I’ve filtered this thought through the process of preaching. Where do my sermons originate? Whose words am I saying? Why am I saying them?
One of the ways I experience the overflow of God’s grace is through the practice of silence. I need to still myself and quiet my mind so I can hear the voice of God. Too often, even my prayers are filled with anxious thoughts and busyness. I need to be alone and be silent. Monks have practiced silence as a spiritual discipline for centuries, dating all the way back to the Desert Fathers and Mothers.
I’ve found this little tidbit instructive from the “Sayings of the Desert Fathers,” a collection of aphorisms and sayings collected from 4th and 5th century monks who fled to the deserts of Egypt to fight demons and find God:
“A brother came to Scetis to visit Abba Moses and asked him for a word. The old man said to him, ‘Go, sit in your cell, and your cell will teach you everything’” (Ward 139).
I enjoy learning. I benefit from continuing education offerings and conferences like New Room, but I also have discovered that when my energy for ministry fades, I need more than new information or the latest ministry tools and strategies. I need silence.
Finding the Space for Silence
Rev. Kevin Burney, the Director of Ministerial Services for the Kentucky Annual Conference of the United Methodist Church, recently organized a Silent Retreat at one of our retreat centers. A group of about twenty-five clergy from our conference spent approximately forty hours together in mostly silence. The only times we spoke were during the passing of the peace at communion, unison prayers at morning and evening prayers, and appointments with our spiritual directors. Even our meals were taken in silence. Most of the time was spent in solitude seeking God in silence. I generally take silent retreats on my own, but I was thankful for the group experience and the rhythm established by our times together.
During my daily quiet time I have developed the discipline of sitting in silence at the beginning and end of scripture reading and prayer. It’s easy, sometimes, to rush through but when I practice silence, I am better able to be still and hear what God wants to say. Then, to transition back into my daily responsibilities, the silence helps me apply God’s Word to the tasks and agenda ahead.
Listen, then Speak
I don’t listen very well. I usually need to put serious effort into it. I’m more into talking. I help coach high school soccer and I can testify there are many times when the head coach is teaching a new drill and I’m thinking about something else. When the team begins the drill, one of the players, who also wasn’t listening, will ask me, “Coach, what are we supposed to do?” And I have to admit I don’t know. Some of us, especially those with brief attention spans, have to work at listening. Listening to God can be even more challenging, because we can’t physically see him standing in front of us getting our attention. So, what can we do? Silence is the way to go.

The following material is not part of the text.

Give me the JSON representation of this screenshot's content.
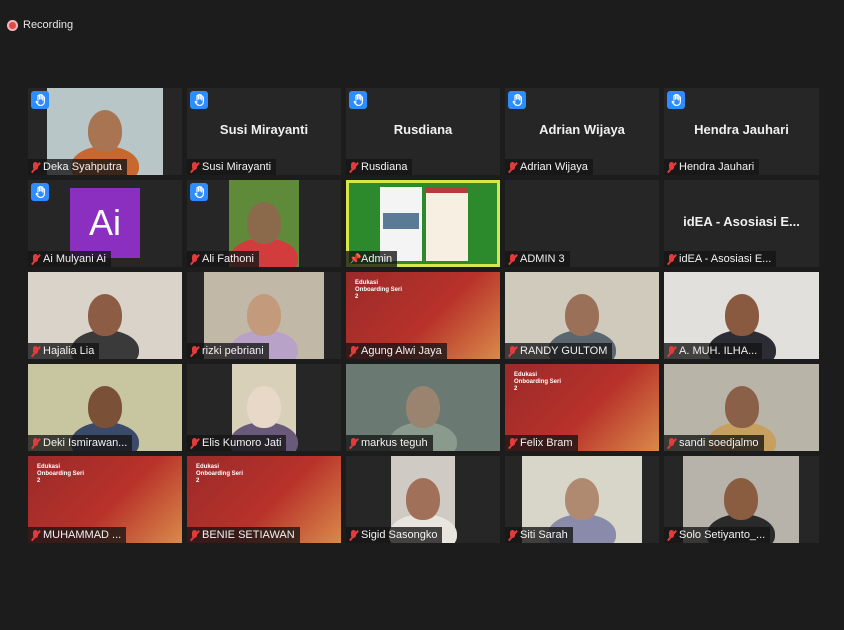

Silence forces me to deal with the noise going on inside my head. I’m often unaware of that noise because of the cacophony of other voices surrounding me daily. But, when I step back from the meetings, counseling sessions, hospital visits, sermon prep, radio in the car, and the television in my living room, I become more aware of my self-talk. Whenever I spend time in solitude and silence, I start to turn that voice down and begin hearing God.
Speaking from silence helps me speak from a place of spiritual fullness, having heard the loving voice of my Heavenly Father. It means to minister out of the overflow rather than the emptiness. Even Jesus said that he speaks only what he hears from the Father:
“For I have not spoken on my own authority, but the Father who sent me has himself given me a commandment—what to say and what to speak. And I know that his commandment is eternal life. What I say, therefore, I say as the Father has told me” (John 12:49-50 ESV).
To listen, I must stop talking, including the voice in my head. God calls us into communion with himself and wants to use us to deliver the greatest news, ever. I want to minister and speak out of the overflow of God’s grace. In order to do this, I need to speak from silence.
“The Sayings of the Desert Fathers.” trans. Benedicta Ward. Kalamazoo, Michigan, Cistercian Publications 1975, revised 1984.
Image attribution: Poike / Thinkstock